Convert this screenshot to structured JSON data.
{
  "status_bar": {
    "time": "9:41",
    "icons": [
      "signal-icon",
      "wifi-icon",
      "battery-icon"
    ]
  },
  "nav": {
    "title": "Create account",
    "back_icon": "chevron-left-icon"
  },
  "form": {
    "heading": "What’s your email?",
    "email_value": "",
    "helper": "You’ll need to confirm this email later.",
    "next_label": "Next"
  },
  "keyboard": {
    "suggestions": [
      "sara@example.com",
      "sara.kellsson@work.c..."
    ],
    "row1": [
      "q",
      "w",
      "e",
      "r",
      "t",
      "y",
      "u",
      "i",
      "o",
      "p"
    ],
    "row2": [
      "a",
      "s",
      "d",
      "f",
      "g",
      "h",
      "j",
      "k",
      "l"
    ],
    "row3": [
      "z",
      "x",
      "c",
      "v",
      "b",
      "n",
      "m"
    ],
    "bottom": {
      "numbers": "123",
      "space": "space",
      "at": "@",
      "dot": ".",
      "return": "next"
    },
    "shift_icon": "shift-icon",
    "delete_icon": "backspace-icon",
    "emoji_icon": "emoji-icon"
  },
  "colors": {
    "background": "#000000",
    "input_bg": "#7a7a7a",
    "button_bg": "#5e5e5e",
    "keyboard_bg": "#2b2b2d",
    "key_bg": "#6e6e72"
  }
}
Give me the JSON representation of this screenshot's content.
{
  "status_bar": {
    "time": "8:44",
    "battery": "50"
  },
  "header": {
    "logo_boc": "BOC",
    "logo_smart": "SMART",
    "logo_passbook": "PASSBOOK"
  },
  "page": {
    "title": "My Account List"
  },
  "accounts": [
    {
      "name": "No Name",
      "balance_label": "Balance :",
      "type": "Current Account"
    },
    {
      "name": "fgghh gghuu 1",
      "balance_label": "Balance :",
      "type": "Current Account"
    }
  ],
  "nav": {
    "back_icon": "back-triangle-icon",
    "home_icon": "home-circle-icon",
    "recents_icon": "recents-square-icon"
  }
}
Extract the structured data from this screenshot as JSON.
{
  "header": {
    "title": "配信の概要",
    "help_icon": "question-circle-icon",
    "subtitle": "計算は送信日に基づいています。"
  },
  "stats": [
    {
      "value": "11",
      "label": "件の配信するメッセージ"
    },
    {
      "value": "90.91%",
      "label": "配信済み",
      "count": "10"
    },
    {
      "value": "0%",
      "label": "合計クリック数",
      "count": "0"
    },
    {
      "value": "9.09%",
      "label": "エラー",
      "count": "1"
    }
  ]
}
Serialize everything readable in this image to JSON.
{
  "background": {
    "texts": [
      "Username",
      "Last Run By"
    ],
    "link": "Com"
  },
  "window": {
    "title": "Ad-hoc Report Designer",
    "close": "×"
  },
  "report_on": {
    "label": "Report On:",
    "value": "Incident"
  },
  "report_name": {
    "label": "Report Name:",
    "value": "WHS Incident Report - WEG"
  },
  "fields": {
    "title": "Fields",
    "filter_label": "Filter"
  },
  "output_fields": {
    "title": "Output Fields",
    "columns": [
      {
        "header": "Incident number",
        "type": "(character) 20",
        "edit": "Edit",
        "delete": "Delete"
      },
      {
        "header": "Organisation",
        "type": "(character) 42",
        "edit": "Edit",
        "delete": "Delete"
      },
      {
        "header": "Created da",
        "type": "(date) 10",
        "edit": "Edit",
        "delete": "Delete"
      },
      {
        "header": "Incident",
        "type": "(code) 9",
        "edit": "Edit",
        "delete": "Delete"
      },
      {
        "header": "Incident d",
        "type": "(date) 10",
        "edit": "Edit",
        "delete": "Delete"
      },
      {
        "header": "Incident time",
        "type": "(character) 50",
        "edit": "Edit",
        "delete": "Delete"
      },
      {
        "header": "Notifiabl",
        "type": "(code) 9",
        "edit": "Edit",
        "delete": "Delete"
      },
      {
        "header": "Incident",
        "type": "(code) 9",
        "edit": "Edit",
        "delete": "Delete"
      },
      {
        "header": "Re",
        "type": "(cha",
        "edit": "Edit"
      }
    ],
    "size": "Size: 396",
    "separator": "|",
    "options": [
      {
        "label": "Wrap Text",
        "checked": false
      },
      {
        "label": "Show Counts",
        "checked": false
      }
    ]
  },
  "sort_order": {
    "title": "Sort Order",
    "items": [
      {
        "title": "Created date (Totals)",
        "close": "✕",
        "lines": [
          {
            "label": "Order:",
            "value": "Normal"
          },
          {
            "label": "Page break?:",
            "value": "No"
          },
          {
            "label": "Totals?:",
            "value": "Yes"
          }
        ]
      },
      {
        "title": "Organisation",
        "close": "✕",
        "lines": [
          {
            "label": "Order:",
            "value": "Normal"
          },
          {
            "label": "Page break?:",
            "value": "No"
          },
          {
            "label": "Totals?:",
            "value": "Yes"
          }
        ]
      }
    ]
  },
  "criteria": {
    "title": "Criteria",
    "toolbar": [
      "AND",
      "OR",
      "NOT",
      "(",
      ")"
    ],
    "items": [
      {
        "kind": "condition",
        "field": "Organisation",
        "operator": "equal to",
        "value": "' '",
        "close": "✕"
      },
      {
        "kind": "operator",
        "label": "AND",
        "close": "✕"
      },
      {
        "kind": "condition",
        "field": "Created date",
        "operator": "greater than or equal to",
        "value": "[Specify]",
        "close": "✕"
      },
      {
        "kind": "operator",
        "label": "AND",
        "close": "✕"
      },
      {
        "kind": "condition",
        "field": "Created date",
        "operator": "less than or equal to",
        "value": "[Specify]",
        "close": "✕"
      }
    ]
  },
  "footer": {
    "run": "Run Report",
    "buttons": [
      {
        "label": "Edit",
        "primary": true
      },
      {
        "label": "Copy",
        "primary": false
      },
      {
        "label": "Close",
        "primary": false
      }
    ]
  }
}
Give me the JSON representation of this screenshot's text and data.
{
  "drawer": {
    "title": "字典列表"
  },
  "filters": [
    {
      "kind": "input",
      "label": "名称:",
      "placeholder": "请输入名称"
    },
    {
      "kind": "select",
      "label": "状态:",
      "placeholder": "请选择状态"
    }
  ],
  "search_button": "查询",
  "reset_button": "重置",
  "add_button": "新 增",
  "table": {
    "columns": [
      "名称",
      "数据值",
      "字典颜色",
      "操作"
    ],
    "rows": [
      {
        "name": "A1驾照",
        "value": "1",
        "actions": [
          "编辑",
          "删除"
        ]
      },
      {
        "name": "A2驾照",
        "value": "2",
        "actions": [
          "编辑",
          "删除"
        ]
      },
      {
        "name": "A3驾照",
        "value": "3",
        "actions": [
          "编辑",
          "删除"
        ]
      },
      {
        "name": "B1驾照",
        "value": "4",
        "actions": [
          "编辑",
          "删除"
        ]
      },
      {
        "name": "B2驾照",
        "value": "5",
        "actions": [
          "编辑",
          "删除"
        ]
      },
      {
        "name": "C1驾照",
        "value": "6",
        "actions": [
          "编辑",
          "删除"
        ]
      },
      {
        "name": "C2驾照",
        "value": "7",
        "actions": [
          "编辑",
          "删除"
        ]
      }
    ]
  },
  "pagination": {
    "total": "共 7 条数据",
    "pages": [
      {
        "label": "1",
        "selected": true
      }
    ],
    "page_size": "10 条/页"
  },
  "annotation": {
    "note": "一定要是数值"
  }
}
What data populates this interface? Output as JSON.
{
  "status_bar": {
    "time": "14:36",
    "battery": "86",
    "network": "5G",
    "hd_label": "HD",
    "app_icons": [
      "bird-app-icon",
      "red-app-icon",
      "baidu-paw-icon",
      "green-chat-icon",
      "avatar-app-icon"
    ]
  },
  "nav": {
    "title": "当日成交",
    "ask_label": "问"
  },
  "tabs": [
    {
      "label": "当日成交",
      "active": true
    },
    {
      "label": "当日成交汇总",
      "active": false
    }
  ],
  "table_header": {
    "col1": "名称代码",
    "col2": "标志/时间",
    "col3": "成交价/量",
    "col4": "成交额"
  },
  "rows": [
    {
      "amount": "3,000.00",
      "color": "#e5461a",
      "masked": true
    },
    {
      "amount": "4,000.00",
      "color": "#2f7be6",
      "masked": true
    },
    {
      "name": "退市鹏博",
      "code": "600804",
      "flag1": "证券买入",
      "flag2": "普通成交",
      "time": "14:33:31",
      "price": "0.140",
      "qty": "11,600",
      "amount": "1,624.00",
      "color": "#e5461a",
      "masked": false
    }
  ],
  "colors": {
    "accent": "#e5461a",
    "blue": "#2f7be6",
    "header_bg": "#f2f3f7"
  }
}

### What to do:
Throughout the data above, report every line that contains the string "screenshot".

### Exercise output:
Convert this screenshot to structured JSON data.
Give me the JSON representation of this screenshot's content.
Extract the structured data from this screenshot as JSON.
Give me the JSON representation of this screenshot's text and data.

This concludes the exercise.